Does Going Green Pay Off?
If you made it this far, I thank you for taking the time to work through what amounts to a very complicated assessment of the nuts and bolts of going green in your home. The original question that I posed in the beginning was whether it is worth doing energy efficient upgrades at all, and if you do them, can you achieve the savings that are bandied about. While the savings are not strictly additive, you can see that under each system we looked at, there are considerable savings to be had by going green. Saving real dollars in hard times is no joke. Depending on the installation, and depending on the starting point of the building, the overall savings might be substantially more than the 20% or so I?ve shown using a 25 year old home.
In addition to saving money, I think I?ve shown that the energy savings for these upgrades is pretty substantial. Now multiply the energy savings a few million times over and you can see that the total energy consumption can drop pretty dramatically by incorporating modest individual improvements. The homeowner saves money, and our country begins to move toward a more efficient energy model. Instead of 40% energy consumption, maybe we get down to 30% energy consumption for buildings. That would amount to literally billions in savings annually.
The Benefits of Going Green Are Real
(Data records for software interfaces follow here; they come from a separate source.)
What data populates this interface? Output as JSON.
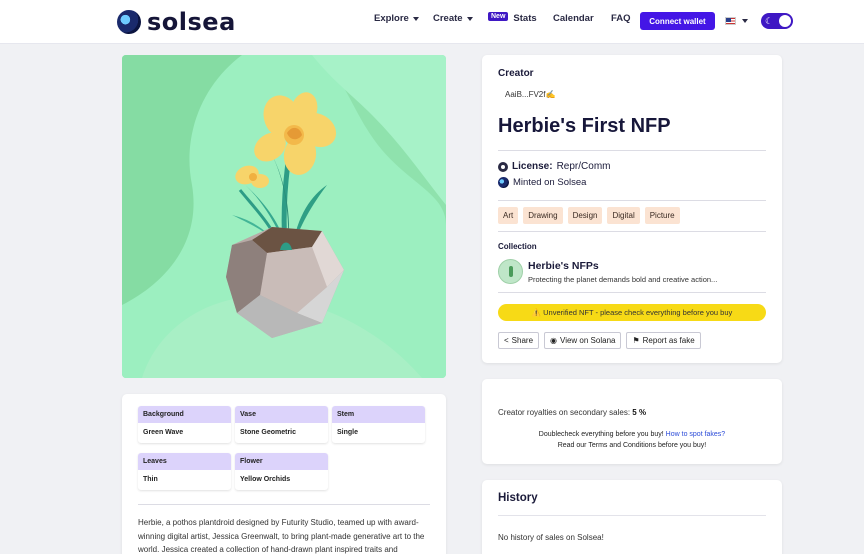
{
  "header": {
    "brand": "solsea",
    "nav": [
      {
        "label": "Explore",
        "dropdown": true
      },
      {
        "label": "Create",
        "dropdown": true
      },
      {
        "label": "Stats",
        "badge": "New"
      },
      {
        "label": "Calendar"
      },
      {
        "label": "FAQ"
      }
    ],
    "connect_label": "Connect wallet",
    "language": "us-flag-icon",
    "theme_toggle": "dark-mode"
  },
  "colors": {
    "accent": "#4416e6",
    "badge": "#3f18c4",
    "warning": "#f7da16",
    "tag_bg": "#fbe3d2",
    "attr_header": "#dcd3fb",
    "art_bg": "#7fdfa0"
  },
  "creator": {
    "label": "Creator",
    "address": "AaiB...FV2f✍"
  },
  "nft": {
    "title": "Herbie's First NFP",
    "license_label": "License:",
    "license_value": "Repr/Comm",
    "minted": "Minted on Solsea",
    "tags": [
      "Art",
      "Drawing",
      "Design",
      "Digital",
      "Picture"
    ]
  },
  "collection": {
    "label": "Collection",
    "name": "Herbie's NFPs",
    "description": "Protecting the planet demands bold and creative action..."
  },
  "warning": "⚠️ Unverified NFT - please check everything before you buy",
  "actions": [
    {
      "label": "Share",
      "icon": "share-icon"
    },
    {
      "label": "View on Solana",
      "icon": "globe-icon"
    },
    {
      "label": "Report as fake",
      "icon": "flag-icon"
    }
  ],
  "royalties": {
    "text": "Creator royalties on secondary sales:",
    "value": "5 %",
    "doublecheck": "Doublecheck everything before you buy!",
    "spot_link": "How to spot fakes?",
    "terms_prefix": "Read our",
    "terms_link": "Terms and Conditions",
    "terms_suffix": "before you buy!"
  },
  "history": {
    "title": "History",
    "empty": "No history of sales on Solsea!"
  },
  "attributes": [
    {
      "key": "Background",
      "value": "Green Wave"
    },
    {
      "key": "Vase",
      "value": "Stone Geometric"
    },
    {
      "key": "Stem",
      "value": "Single"
    },
    {
      "key": "Leaves",
      "value": "Thin"
    },
    {
      "key": "Flower",
      "value": "Yellow Orchids"
    }
  ],
  "description": "Herbie, a pothos plantdroid designed by Futurity Studio, teamed up with award-winning digital artist, Jessica Greenwalt, to bring plant-made generative art to the world. Jessica created a collection of hand-drawn plant inspired traits and"
}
I hope that this article has given you some understanding and rationale for undertaking energy efficient upgrades to your existing homes, provided you did not fall asleep getting to the end. I?m not advocating going out to replace equipment that is in good working order. But if you need to replace your equipment due to malfunction or disrepair or are planning on replacing it as part of a home renovation project, there is no reason why every home can?t be upgraded to the most efficient units available. The upfront costs are real, but the pay back on that cost is pretty short. If you plan to stay in your home for at least 4 years, every single upgrade will pay for itself in that time, most of them in a year or less. And the benefits to the environment are everlasting. I have provided a few documents to look at and several links to websites and organizations that can provide immense amounts of information on this portion of our look at going green. The next article will look at the home as a system and I?ll try to explain more about additive effects of making changes to your homes.
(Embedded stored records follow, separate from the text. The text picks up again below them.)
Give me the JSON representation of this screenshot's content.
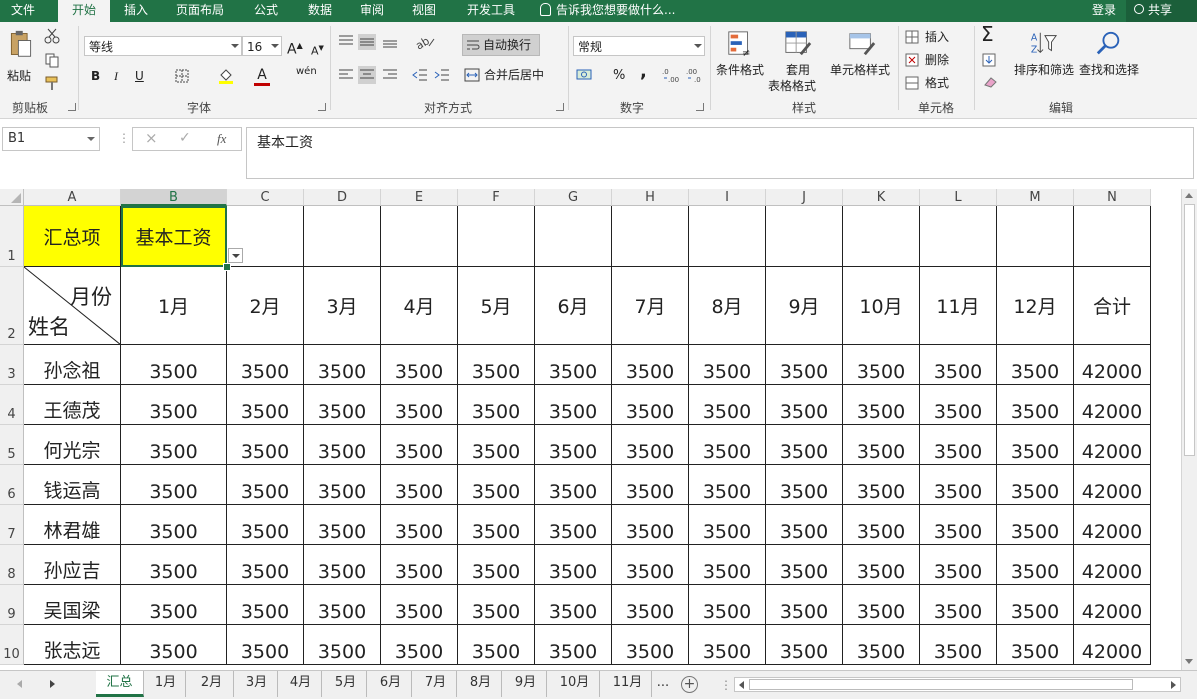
{
  "ribbon_tabs": [
    "文件",
    "开始",
    "插入",
    "页面布局",
    "公式",
    "数据",
    "审阅",
    "视图",
    "开发工具"
  ],
  "active_tab": "开始",
  "tell_me": "告诉我您想要做什么...",
  "login": "登录",
  "share": "共享",
  "groups": {
    "clipboard": {
      "label": "剪贴板",
      "paste": "粘贴"
    },
    "font": {
      "label": "字体",
      "font_name": "等线",
      "font_size": "16",
      "bold": "B",
      "italic": "I",
      "underline": "U",
      "font_grow": "A",
      "font_shrink": "A",
      "font_color_letter": "A",
      "wen": "wén"
    },
    "alignment": {
      "label": "对齐方式",
      "wrap": "自动换行",
      "merge": "合并后居中"
    },
    "number": {
      "label": "数字",
      "format": "常规",
      "percent": "%",
      "comma": ","
    },
    "styles": {
      "label": "样式",
      "conditional": "条件格式",
      "table_fmt_1": "套用",
      "table_fmt_2": "表格格式",
      "cell_styles": "单元格样式"
    },
    "cells": {
      "label": "单元格",
      "insert": "插入",
      "delete": "删除",
      "format": "格式"
    },
    "editing": {
      "label": "编辑",
      "sort": "排序和筛选",
      "find": "查找和选择"
    }
  },
  "formula_bar": {
    "name_box": "B1",
    "fx": "fx",
    "cancel": "×",
    "enter": "✓",
    "content": "基本工资"
  },
  "columns": [
    "A",
    "B",
    "C",
    "D",
    "E",
    "F",
    "G",
    "H",
    "I",
    "J",
    "K",
    "L",
    "M",
    "N"
  ],
  "selected_column": "B",
  "rows": {
    "row1": {
      "a": "汇总项",
      "b": "基本工资"
    },
    "row2": {
      "diag_top": "月份",
      "diag_bottom": "姓名",
      "months": [
        "1月",
        "2月",
        "3月",
        "4月",
        "5月",
        "6月",
        "7月",
        "8月",
        "9月",
        "10月",
        "11月",
        "12月",
        "合计"
      ]
    },
    "data": [
      {
        "name": "孙念祖",
        "values": [
          "3500",
          "3500",
          "3500",
          "3500",
          "3500",
          "3500",
          "3500",
          "3500",
          "3500",
          "3500",
          "3500",
          "3500",
          "42000"
        ]
      },
      {
        "name": "王德茂",
        "values": [
          "3500",
          "3500",
          "3500",
          "3500",
          "3500",
          "3500",
          "3500",
          "3500",
          "3500",
          "3500",
          "3500",
          "3500",
          "42000"
        ]
      },
      {
        "name": "何光宗",
        "values": [
          "3500",
          "3500",
          "3500",
          "3500",
          "3500",
          "3500",
          "3500",
          "3500",
          "3500",
          "3500",
          "3500",
          "3500",
          "42000"
        ]
      },
      {
        "name": "钱运高",
        "values": [
          "3500",
          "3500",
          "3500",
          "3500",
          "3500",
          "3500",
          "3500",
          "3500",
          "3500",
          "3500",
          "3500",
          "3500",
          "42000"
        ]
      },
      {
        "name": "林君雄",
        "values": [
          "3500",
          "3500",
          "3500",
          "3500",
          "3500",
          "3500",
          "3500",
          "3500",
          "3500",
          "3500",
          "3500",
          "3500",
          "42000"
        ]
      },
      {
        "name": "孙应吉",
        "values": [
          "3500",
          "3500",
          "3500",
          "3500",
          "3500",
          "3500",
          "3500",
          "3500",
          "3500",
          "3500",
          "3500",
          "3500",
          "42000"
        ]
      },
      {
        "name": "吴国梁",
        "values": [
          "3500",
          "3500",
          "3500",
          "3500",
          "3500",
          "3500",
          "3500",
          "3500",
          "3500",
          "3500",
          "3500",
          "3500",
          "42000"
        ]
      },
      {
        "name": "张志远",
        "values": [
          "3500",
          "3500",
          "3500",
          "3500",
          "3500",
          "3500",
          "3500",
          "3500",
          "3500",
          "3500",
          "3500",
          "3500",
          "42000"
        ]
      }
    ]
  },
  "row_numbers": [
    "1",
    "2",
    "3",
    "4",
    "5",
    "6",
    "7",
    "8",
    "9",
    "10"
  ],
  "sheet_tabs": [
    "汇总",
    "1月",
    "2月",
    "3月",
    "4月",
    "5月",
    "6月",
    "7月",
    "8月",
    "9月",
    "10月",
    "11月",
    "..."
  ],
  "active_sheet": "汇总",
  "add_sheet": "+",
  "colors": {
    "accent": "#217346",
    "highlight": "#ffff00"
  }
}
Additional Helpful Green Links
- Natural Gas: $1.27/Therm ($0.0127/cubic foot); Electricity: $0.13/kWh
- Environmental Information Administration (2008). Annual Energy Outlook 2008 (from USGBC)
- United States Geological Survey (2000)(from USGBC).
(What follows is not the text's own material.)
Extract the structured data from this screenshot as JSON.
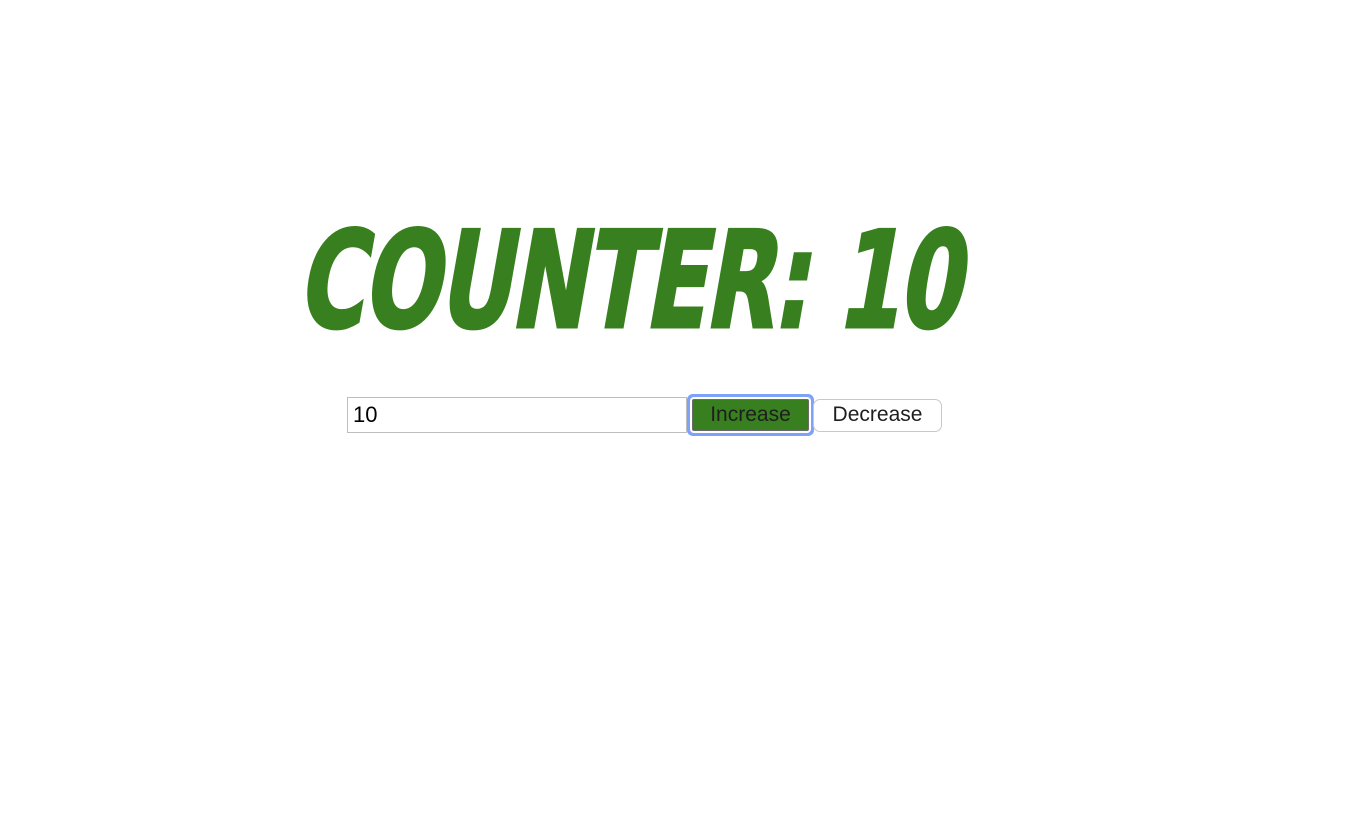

- 1 Therm = 100,000 BTU/h = 100 cubic feet of natural gas
- Tankless water heaters heat water instantaneously when needed and do not have a storage unit. They can be electric or gas and be whole-home or point source. For this article, I?m only including whole-home gas fired units.
- www.cee1.org has a list of products that exceed energy star certification standards.
We would like to thank joiseyshowaa for today’s beautiful picture of two trees. Thank you for sharing them via the Creative Commons License.Email This Post To a Friend.